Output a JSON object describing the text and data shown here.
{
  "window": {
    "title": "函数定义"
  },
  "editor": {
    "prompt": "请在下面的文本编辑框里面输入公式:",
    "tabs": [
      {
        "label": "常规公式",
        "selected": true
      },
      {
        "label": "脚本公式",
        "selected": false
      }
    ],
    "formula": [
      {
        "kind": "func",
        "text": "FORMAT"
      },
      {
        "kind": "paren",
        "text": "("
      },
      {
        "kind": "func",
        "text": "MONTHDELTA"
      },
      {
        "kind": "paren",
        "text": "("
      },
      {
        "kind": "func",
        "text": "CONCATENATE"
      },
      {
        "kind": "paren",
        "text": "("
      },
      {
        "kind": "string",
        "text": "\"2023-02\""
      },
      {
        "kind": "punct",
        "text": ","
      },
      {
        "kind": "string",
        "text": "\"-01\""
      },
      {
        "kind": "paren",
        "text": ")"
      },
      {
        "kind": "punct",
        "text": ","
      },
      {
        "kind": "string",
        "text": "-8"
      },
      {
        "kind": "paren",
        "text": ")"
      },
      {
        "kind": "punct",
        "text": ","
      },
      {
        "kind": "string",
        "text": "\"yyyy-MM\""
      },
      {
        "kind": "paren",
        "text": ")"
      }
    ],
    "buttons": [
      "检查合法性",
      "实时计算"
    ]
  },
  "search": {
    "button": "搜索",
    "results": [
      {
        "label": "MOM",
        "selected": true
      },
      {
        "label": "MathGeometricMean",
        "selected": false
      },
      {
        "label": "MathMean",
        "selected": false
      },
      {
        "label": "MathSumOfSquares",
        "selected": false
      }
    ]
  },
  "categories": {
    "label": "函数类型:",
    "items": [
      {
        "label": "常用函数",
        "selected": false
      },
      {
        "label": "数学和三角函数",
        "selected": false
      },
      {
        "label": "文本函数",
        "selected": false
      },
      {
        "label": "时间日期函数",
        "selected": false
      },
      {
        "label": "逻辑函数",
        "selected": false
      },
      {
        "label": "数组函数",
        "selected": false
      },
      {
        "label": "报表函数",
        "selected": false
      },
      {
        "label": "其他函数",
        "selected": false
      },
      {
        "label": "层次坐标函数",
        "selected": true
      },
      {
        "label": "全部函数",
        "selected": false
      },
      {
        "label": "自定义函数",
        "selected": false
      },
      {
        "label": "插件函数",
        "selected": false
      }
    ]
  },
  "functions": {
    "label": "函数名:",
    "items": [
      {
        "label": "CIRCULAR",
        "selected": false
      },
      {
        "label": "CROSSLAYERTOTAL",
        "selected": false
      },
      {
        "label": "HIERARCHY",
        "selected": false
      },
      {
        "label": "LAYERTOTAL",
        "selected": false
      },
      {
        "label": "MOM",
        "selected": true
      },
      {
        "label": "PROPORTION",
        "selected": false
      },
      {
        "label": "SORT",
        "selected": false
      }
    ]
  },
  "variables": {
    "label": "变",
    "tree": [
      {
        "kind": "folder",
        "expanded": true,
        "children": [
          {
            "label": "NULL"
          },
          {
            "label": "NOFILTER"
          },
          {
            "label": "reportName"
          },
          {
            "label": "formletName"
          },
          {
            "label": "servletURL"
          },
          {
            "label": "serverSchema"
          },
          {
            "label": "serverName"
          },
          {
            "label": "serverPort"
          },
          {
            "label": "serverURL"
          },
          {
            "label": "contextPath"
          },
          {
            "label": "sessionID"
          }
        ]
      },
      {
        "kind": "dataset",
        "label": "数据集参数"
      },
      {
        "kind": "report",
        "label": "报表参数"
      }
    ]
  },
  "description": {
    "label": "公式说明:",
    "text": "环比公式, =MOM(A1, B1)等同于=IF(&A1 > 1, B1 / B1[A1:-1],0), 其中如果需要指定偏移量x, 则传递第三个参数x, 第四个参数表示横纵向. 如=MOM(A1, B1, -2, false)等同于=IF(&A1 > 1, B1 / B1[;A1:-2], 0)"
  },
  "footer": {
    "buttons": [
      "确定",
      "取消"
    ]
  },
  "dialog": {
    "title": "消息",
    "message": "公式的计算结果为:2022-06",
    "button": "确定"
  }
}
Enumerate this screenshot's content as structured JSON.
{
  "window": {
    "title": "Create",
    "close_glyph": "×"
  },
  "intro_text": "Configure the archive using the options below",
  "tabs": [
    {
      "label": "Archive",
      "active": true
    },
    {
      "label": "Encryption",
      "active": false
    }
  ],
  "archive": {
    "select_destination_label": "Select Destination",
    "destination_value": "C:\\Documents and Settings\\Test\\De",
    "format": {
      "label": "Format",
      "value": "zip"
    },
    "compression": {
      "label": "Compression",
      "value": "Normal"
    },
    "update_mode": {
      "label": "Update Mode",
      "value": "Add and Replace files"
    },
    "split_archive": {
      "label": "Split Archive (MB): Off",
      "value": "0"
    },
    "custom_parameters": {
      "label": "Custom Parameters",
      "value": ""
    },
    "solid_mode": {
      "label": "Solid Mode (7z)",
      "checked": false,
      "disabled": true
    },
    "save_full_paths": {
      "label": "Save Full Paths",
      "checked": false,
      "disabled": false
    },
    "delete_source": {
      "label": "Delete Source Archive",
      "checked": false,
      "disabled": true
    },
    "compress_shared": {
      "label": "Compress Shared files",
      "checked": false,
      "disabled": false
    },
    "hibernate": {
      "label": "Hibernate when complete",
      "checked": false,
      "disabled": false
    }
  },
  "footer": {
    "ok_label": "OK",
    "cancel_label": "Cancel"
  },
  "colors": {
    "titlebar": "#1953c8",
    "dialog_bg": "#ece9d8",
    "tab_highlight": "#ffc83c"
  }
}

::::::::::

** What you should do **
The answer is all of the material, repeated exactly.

** Exercise result **
Output a JSON object describing the text and data shown here.
{
  "window": {
    "title": "函数定义"
  },
  "editor": {
    "prompt": "请在下面的文本编辑框里面输入公式:",
    "tabs": [
      {
        "label": "常规公式",
        "selected": true
      },
      {
        "label": "脚本公式",
        "selected": false
      }
    ],
    "formula": [
      {
        "kind": "func",
        "text": "FORMAT"
      },
      {
        "kind": "paren",
        "text": "("
      },
      {
        "kind": "func",
        "text": "MONTHDELTA"
      },
      {
        "kind": "paren",
        "text": "("
      },
      {
        "kind": "func",
        "text": "CONCATENATE"
      },
      {
        "kind": "paren",
        "text": "("
      },
      {
        "kind": "string",
        "text": "\"2023-02\""
      },
      {
        "kind": "punct",
        "text": ","
      },
      {
        "kind": "string",
        "text": "\"-01\""
      },
      {
        "kind": "paren",
        "text": ")"
      },
      {
        "kind": "punct",
        "text": ","
      },
      {
        "kind": "string",
        "text": "-8"
      },
      {
        "kind": "paren",
        "text": ")"
      },
      {
        "kind": "punct",
        "text": ","
      },
      {
        "kind": "string",
        "text": "\"yyyy-MM\""
      },
      {
        "kind": "paren",
        "text": ")"
      }
    ],
    "buttons": [
      "检查合法性",
      "实时计算"
    ]
  },
  "search": {
    "button": "搜索",
    "results": [
      {
        "label": "MOM",
        "selected": true
      },
      {
        "label": "MathGeometricMean",
        "selected": false
      },
      {
        "label": "MathMean",
        "selected": false
      },
      {
        "label": "MathSumOfSquares",
        "selected": false
      }
    ]
  },
  "categories": {
    "label": "函数类型:",
    "items": [
      {
        "label": "常用函数",
        "selected": false
      },
      {
        "label": "数学和三角函数",
        "selected": false
      },
      {
        "label": "文本函数",
        "selected": false
      },
      {
        "label": "时间日期函数",
        "selected": false
      },
      {
        "label": "逻辑函数",
        "selected": false
      },
      {
        "label": "数组函数",
        "selected": false
      },
      {
        "label": "报表函数",
        "selected": false
      },
      {
        "label": "其他函数",
        "selected": false
      },
      {
        "label": "层次坐标函数",
        "selected": true
      },
      {
        "label": "全部函数",
        "selected": false
      },
      {
        "label": "自定义函数",
        "selected": false
      },
      {
        "label": "插件函数",
        "selected": false
      }
    ]
  },
  "functions": {
    "label": "函数名:",
    "items": [
      {
        "label": "CIRCULAR",
        "selected": false
      },
      {
        "label": "CROSSLAYERTOTAL",
        "selected": false
      },
      {
        "label": "HIERARCHY",
        "selected": false
      },
      {
        "label": "LAYERTOTAL",
        "selected": false
      },
      {
        "label": "MOM",
        "selected": true
      },
      {
        "label": "PROPORTION",
        "selected": false
      },
      {
        "label": "SORT",
        "selected": false
      }
    ]
  },
  "variables": {
    "label": "变",
    "tree": [
      {
        "kind": "folder",
        "expanded": true,
        "children": [
          {
            "label": "NULL"
          },
          {
            "label": "NOFILTER"
          },
          {
            "label": "reportName"
          },
          {
            "label": "formletName"
          },
          {
            "label": "servletURL"
          },
          {
            "label": "serverSchema"
          },
          {
            "label": "serverName"
          },
          {
            "label": "serverPort"
          },
          {
            "label": "serverURL"
          },
          {
            "label": "contextPath"
          },
          {
            "label": "sessionID"
          }
        ]
      },
      {
        "kind": "dataset",
        "label": "数据集参数"
      },
      {
        "kind": "report",
        "label": "报表参数"
      }
    ]
  },
  "description": {
    "label": "公式说明:",
    "text": "环比公式, =MOM(A1, B1)等同于=IF(&A1 > 1, B1 / B1[A1:-1],0), 其中如果需要指定偏移量x, 则传递第三个参数x, 第四个参数表示横纵向. 如=MOM(A1, B1, -2, false)等同于=IF(&A1 > 1, B1 / B1[;A1:-2], 0)"
  },
  "footer": {
    "buttons": [
      "确定",
      "取消"
    ]
  },
  "dialog": {
    "title": "消息",
    "message": "公式的计算结果为:2022-06",
    "button": "确定"
  }
}
Enumerate this screenshot's content as structured JSON.
{
  "window": {
    "title": "Create",
    "close_glyph": "×"
  },
  "intro_text": "Configure the archive using the options below",
  "tabs": [
    {
      "label": "Archive",
      "active": true
    },
    {
      "label": "Encryption",
      "active": false
    }
  ],
  "archive": {
    "select_destination_label": "Select Destination",
    "destination_value": "C:\\Documents and Settings\\Test\\De",
    "format": {
      "label": "Format",
      "value": "zip"
    },
    "compression": {
      "label": "Compression",
      "value": "Normal"
    },
    "update_mode": {
      "label": "Update Mode",
      "value": "Add and Replace files"
    },
    "split_archive": {
      "label": "Split Archive (MB): Off",
      "value": "0"
    },
    "custom_parameters": {
      "label": "Custom Parameters",
      "value": ""
    },
    "solid_mode": {
      "label": "Solid Mode (7z)",
      "checked": false,
      "disabled": true
    },
    "save_full_paths": {
      "label": "Save Full Paths",
      "checked": false,
      "disabled": false
    },
    "delete_source": {
      "label": "Delete Source Archive",
      "checked": false,
      "disabled": true
    },
    "compress_shared": {
      "label": "Compress Shared files",
      "checked": false,
      "disabled": false
    },
    "hibernate": {
      "label": "Hibernate when complete",
      "checked": false,
      "disabled": false
    }
  },
  "footer": {
    "ok_label": "OK",
    "cancel_label": "Cancel"
  },
  "colors": {
    "titlebar": "#1953c8",
    "dialog_bg": "#ece9d8",
    "tab_highlight": "#ffc83c"
  }
}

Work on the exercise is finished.